*PROBLEM*. Where a line in the entries below contains the word "color", count it. Return the total alone.

*MATERIAL PROVIDED*.
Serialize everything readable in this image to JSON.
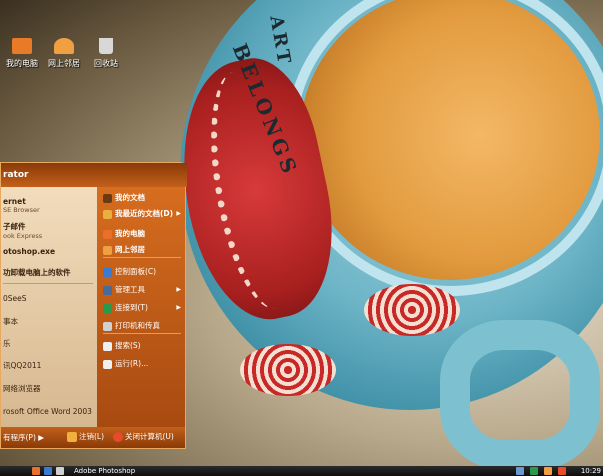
{
  "desktop": {
    "icons": [
      {
        "label": "我的电脑",
        "icon": "my-computer-icon"
      },
      {
        "label": "网上邻居",
        "icon": "network-places-icon"
      },
      {
        "label": "回收站",
        "icon": "recycle-bin-icon"
      }
    ]
  },
  "wallpaper": {
    "text_line1": "ART",
    "text_line2": "BELONGS"
  },
  "start_menu": {
    "header_user": "rator",
    "left": {
      "pinned": [
        {
          "title": "ernet",
          "subtitle": "SE Browser"
        },
        {
          "title": "子邮件",
          "subtitle": "ook Express"
        },
        {
          "title": "otoshop.exe",
          "subtitle": ""
        },
        {
          "title": "功卸载电脑上的软件",
          "subtitle": ""
        }
      ],
      "recent": [
        "0SeeS",
        "事本",
        "乐",
        "讯QQ2011",
        "网络浏览器",
        "rosoft Office Word 2003"
      ],
      "all_programs": "有程序(P)"
    },
    "right": {
      "items": [
        {
          "label": "我的文档",
          "bold": true,
          "arrow": false,
          "icon": "my-documents-icon",
          "color": "#6a3a14"
        },
        {
          "label": "我最近的文档(D)",
          "bold": true,
          "arrow": true,
          "icon": "recent-documents-icon",
          "color": "#e8b040"
        },
        {
          "label": "我的电脑",
          "bold": true,
          "arrow": false,
          "icon": "my-computer-icon",
          "color": "#e8702a"
        },
        {
          "label": "网上邻居",
          "bold": true,
          "arrow": false,
          "icon": "network-places-icon",
          "color": "#f0a040"
        },
        {
          "label": "控制面板(C)",
          "bold": false,
          "arrow": false,
          "icon": "control-panel-icon",
          "color": "#3a7ad0"
        },
        {
          "label": "管理工具",
          "bold": false,
          "arrow": true,
          "icon": "admin-tools-icon",
          "color": "#4a6a9a"
        },
        {
          "label": "连接到(T)",
          "bold": false,
          "arrow": true,
          "icon": "connect-to-icon",
          "color": "#2a9a4a"
        },
        {
          "label": "打印机和传真",
          "bold": false,
          "arrow": false,
          "icon": "printer-icon",
          "color": "#d0d0d0"
        },
        {
          "label": "搜索(S)",
          "bold": false,
          "arrow": false,
          "icon": "search-icon",
          "color": "#f0f0f0"
        },
        {
          "label": "运行(R)...",
          "bold": false,
          "arrow": false,
          "icon": "run-icon",
          "color": "#f0f0f0"
        }
      ]
    },
    "footer": {
      "logoff": "注销(L)",
      "shutdown": "关闭计算机(U)"
    }
  },
  "taskbar": {
    "task_label": "Adobe Photoshop",
    "clock": "10:29"
  }
}
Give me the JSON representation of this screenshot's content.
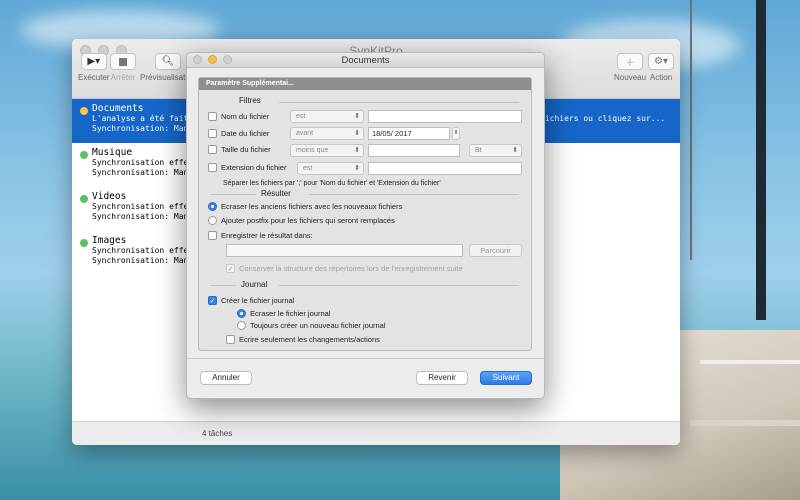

*RESULT OF THE EXERCISE*. 10